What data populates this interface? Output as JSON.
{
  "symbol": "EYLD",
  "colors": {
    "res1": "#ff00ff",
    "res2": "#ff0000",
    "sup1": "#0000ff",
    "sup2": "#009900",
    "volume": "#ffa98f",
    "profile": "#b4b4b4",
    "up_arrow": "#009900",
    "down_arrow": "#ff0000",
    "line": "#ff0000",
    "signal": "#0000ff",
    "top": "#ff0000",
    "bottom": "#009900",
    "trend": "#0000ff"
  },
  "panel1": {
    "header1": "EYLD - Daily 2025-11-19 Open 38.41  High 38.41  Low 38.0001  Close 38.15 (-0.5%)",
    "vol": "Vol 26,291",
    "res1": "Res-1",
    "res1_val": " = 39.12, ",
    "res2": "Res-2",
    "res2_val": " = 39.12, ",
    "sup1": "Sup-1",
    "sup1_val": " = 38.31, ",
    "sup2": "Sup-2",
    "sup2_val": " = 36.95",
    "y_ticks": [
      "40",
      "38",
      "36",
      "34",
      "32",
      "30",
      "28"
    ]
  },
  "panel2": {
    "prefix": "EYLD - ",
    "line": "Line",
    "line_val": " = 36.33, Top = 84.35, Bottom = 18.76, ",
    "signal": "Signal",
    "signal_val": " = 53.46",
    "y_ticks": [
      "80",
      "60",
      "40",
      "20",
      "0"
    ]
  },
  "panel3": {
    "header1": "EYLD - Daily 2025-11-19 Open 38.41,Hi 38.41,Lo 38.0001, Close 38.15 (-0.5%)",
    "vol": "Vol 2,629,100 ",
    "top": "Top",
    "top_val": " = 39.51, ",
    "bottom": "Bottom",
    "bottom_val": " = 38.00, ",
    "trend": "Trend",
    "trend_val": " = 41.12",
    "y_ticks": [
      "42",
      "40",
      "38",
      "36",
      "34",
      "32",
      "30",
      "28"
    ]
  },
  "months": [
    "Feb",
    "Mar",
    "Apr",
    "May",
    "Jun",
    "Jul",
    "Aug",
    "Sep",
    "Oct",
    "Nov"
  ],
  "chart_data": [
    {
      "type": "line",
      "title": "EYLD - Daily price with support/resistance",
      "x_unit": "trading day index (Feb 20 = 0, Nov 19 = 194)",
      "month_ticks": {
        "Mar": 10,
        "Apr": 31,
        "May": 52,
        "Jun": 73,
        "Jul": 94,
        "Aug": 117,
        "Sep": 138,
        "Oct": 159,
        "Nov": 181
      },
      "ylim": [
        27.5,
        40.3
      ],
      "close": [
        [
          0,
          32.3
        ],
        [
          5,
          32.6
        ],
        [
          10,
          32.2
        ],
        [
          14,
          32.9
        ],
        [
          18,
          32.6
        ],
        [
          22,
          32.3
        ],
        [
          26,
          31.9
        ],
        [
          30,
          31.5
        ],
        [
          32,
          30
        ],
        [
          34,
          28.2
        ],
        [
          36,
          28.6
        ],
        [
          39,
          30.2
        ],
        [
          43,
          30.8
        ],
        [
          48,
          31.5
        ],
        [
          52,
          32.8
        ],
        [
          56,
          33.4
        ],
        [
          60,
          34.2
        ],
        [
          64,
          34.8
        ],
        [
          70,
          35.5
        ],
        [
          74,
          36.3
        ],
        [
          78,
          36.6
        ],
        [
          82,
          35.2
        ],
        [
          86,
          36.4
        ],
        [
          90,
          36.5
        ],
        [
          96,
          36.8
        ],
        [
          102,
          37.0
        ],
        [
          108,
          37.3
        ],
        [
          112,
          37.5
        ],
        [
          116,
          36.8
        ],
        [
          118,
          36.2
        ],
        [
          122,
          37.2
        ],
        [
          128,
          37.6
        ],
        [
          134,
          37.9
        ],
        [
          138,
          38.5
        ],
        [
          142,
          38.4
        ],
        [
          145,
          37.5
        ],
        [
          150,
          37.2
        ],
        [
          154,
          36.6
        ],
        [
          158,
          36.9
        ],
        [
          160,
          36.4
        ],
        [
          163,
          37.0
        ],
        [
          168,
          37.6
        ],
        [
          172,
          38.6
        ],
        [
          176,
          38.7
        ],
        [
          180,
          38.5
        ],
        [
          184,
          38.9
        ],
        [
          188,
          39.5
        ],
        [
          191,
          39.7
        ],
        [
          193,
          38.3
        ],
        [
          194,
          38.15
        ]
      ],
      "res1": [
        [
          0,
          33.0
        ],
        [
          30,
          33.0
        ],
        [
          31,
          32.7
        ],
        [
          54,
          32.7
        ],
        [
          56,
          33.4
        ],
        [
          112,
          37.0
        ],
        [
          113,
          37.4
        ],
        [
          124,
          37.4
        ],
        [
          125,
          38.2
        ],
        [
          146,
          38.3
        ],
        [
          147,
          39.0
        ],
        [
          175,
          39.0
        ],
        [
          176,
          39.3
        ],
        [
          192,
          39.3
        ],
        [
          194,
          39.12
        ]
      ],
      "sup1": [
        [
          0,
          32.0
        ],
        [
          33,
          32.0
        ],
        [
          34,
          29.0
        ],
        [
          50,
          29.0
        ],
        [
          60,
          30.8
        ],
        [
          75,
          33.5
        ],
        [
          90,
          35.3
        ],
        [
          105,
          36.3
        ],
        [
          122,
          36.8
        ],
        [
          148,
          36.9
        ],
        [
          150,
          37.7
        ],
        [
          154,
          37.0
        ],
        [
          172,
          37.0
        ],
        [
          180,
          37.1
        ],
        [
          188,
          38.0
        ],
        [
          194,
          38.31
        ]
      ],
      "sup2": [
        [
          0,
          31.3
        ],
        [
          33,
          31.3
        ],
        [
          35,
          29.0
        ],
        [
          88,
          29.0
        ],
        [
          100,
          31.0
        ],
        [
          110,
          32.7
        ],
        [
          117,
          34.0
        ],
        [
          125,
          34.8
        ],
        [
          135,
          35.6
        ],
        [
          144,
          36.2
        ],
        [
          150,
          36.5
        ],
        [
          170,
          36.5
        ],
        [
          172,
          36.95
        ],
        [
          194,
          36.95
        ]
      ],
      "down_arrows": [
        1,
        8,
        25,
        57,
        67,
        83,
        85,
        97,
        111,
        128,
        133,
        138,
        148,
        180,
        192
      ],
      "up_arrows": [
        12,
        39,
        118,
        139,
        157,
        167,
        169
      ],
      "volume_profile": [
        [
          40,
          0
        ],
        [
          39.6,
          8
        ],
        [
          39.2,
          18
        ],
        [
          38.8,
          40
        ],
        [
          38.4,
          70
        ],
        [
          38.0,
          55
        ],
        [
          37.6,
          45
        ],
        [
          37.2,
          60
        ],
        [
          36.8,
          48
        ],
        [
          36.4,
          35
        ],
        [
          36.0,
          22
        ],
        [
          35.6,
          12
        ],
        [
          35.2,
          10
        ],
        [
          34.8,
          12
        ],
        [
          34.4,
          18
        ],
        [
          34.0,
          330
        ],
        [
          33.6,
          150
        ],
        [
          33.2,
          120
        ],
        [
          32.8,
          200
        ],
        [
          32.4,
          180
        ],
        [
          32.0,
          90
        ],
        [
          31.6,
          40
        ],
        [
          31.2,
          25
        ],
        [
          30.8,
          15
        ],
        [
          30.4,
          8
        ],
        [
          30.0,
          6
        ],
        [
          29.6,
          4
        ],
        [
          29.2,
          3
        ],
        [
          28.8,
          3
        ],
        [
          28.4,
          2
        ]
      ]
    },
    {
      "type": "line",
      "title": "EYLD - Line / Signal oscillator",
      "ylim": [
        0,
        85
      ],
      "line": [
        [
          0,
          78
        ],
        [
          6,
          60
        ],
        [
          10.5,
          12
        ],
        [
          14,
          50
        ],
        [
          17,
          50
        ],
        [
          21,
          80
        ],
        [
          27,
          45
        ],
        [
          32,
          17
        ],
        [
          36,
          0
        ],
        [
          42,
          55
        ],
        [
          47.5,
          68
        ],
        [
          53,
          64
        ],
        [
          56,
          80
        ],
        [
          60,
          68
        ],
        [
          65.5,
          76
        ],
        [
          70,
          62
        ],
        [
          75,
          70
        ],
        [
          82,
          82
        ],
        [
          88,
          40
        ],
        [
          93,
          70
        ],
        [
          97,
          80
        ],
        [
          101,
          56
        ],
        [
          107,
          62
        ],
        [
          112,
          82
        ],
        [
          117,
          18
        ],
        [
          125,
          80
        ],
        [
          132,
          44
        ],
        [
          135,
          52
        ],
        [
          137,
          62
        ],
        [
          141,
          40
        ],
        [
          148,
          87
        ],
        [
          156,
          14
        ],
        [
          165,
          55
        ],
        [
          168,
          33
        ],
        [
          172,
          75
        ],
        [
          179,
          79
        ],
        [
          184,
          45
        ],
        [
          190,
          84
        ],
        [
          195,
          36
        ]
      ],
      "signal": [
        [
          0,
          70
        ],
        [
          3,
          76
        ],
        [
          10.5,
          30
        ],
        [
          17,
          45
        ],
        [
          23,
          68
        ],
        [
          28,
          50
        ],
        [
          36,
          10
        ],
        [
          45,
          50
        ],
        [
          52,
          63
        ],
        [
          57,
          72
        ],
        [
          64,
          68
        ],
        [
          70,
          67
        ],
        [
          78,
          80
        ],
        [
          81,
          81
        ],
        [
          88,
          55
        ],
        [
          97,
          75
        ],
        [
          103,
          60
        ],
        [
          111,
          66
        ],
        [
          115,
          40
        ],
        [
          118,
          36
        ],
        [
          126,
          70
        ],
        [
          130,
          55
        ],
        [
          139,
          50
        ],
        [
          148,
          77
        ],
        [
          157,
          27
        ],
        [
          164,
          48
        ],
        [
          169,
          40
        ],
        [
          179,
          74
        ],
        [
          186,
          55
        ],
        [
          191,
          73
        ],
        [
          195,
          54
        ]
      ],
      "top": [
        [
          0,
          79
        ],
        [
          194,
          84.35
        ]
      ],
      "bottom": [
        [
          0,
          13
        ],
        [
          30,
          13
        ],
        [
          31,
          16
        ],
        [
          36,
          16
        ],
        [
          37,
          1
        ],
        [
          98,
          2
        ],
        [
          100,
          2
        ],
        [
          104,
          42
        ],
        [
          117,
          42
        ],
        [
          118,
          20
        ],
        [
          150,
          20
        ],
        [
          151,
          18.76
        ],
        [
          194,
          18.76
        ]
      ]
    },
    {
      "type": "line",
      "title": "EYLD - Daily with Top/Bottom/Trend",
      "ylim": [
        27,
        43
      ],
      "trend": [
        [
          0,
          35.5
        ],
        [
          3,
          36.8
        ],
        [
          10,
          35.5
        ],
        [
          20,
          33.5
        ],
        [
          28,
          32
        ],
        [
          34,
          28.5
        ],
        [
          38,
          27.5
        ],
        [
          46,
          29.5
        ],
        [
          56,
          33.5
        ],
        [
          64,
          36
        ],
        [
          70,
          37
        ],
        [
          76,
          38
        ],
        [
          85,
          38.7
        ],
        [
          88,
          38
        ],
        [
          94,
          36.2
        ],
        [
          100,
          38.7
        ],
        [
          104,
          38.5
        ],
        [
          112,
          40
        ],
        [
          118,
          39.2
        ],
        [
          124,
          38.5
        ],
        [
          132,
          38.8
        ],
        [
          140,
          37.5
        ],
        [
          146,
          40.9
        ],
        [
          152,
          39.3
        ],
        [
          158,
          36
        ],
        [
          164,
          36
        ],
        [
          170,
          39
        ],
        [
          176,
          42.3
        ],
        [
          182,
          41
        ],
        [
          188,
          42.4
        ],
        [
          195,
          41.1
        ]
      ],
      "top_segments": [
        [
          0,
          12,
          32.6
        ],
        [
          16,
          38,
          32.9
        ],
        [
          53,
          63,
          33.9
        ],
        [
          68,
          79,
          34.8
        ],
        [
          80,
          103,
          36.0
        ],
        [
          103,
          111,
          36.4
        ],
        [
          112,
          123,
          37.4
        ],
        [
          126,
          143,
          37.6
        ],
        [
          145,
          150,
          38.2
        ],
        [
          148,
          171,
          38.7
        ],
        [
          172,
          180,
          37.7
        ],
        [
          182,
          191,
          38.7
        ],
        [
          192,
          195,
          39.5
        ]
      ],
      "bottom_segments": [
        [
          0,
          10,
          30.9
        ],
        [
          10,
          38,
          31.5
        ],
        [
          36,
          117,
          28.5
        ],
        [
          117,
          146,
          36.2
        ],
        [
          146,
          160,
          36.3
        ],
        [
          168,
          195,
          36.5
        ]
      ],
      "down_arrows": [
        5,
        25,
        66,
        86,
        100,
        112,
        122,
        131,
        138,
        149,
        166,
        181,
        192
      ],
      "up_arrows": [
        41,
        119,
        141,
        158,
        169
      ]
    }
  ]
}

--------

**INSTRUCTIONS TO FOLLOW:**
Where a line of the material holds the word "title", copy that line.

**FINISHED EXERCISE:**
      "title": "EYLD - Daily price with support/resistance",
      "title": "EYLD - Line / Signal oscillator",
      "title": "EYLD - Daily with Top/Bottom/Trend",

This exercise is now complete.